After a short night (and a long line) of concocting their Bellocq Cobbler at the Congress Cocktail, Neal Bodenheimer and Kirk Estopinal brought good tidings to the second to last session of Mix@ICC: it’s OK—nay, beneficial—to break the rules. The two mixologists aren’t just cocktailian anarchists; they learned this lesson on the way to developing their cobbler list for Bellocq. “We decided every bottle on the back bar should have a specific recipe,” said Bodenheimer. And they got there not by abiding tradition, but experimentation, and straight-up flouting of time-honored rules. After recounting a tale wherein he and some bartender friends were served a shaken Americano in Italy, and were floored by how incredible, if “inappropriately” mixed, it was, Estopinal commanded his audience of bartenders: “You should shake every cocktail that should be stirred, and stir every cocktail that should be shaken.” More than that, he suggested mixologists explore creative ways to experiment with texture (not quite the same as “mouthfeel”), flavor, tannin, sweetness, umami (weak fish sauce is a viable option), and so on.
The goal isn’t simply to find new avenues to complexity—a boon to bartenders working within the relatively simple framework of a cobbler.
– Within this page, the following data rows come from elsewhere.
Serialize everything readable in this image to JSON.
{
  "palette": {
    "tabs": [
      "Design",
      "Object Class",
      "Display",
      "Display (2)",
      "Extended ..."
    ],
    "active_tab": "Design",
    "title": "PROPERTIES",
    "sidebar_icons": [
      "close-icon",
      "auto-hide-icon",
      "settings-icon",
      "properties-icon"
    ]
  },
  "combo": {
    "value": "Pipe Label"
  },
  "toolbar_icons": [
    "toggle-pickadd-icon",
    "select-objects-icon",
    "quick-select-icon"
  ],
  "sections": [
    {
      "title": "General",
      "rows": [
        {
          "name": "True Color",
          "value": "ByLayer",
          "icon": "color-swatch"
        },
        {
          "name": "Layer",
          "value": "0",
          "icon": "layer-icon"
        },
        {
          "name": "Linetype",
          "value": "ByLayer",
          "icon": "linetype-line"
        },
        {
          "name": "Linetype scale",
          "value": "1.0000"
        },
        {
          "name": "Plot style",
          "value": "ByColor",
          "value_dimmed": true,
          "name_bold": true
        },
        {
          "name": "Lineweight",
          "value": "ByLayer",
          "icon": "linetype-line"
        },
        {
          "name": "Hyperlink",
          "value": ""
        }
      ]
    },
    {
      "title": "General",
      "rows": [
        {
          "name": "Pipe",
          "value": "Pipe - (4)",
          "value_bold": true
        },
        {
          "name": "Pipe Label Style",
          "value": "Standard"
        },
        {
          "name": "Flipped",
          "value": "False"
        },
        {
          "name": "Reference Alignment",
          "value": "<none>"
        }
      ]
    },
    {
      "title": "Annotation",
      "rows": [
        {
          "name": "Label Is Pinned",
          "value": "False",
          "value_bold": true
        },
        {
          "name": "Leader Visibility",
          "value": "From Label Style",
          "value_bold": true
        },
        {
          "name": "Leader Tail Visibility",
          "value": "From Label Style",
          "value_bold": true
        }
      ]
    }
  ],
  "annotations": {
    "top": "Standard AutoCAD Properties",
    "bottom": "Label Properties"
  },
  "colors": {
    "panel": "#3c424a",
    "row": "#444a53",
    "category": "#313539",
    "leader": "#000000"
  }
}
The goal is increasing creativity. Among Estopinal’s seven “rules for creativity”: prepare every drink the opposite of its original method (the aforementioned shake/stir switcheroo); beware of “if, thens”—because you’ll work your way back to an original concept; and drink your experiments, leisurely, and in their entirety, because, as Bodenheimer says, “they change,” (warm up, dilute, separate, etc.). Bodenheimer also recommended messing with proportions in classics. The duo practiced what they preached with two version of a fruity cobbler, exactly the same except one was mixed with clarified whey, the other water, resulting in a creamier taste perception. Soon-to-be new dad Estopinal likened it, alas, to breast milk. Estopinal also demoed how to blend olive oil into a cocktail with an immersion blender. “It stays [incorporated] for about five or six minutes” before separating, about the time it takes a patron to drink a small tasting portion, otherwise known as enough time.Cocktail Historian Dave Wondrich of Esquire – New York, NY
"[Pisco’s origin] has become a matter of patriotism," explained Liquor Historian and Mixologist Dave Wondrich in his Chilean Pisco seminar. But it’s not all battle. Wondrich recounted the history of this white grape brandy while also celebrating the complex flavors and varieties it has to offer. He traced the stuff from its introduction to South America through Spanish colonization in the 1500s, a war of independence that created a pisco rivalry between Peru and Chile, and finally on to the old and new ways that Chile chooses to distill the grapes. With a palate tour of four types of Chilean pisco, including a sample of the oldest form of distillation from the Fundo Los Nichos distillery founded in 1868, Wondrich guided the audience through a myriad of aging processes (wood barrel-aging is only used in Chile. It's illegal in Peru—they only use clay) and tasting notes (from floral honeysuckle and lily to creamier, woodier vanillas). On top of the fascinating facts, Wondrich boozed up the crowd with two cocktails to start and end the presentation: a Pisco Sour made with rare Chilean lemon verbena leaves and an Aji Pepper Sour (replaced with poblano for the demo) for a hint of spice to end the show.
By Emily Bell, Jessica Dukes, Nicholas Rummell, and Rachel Willard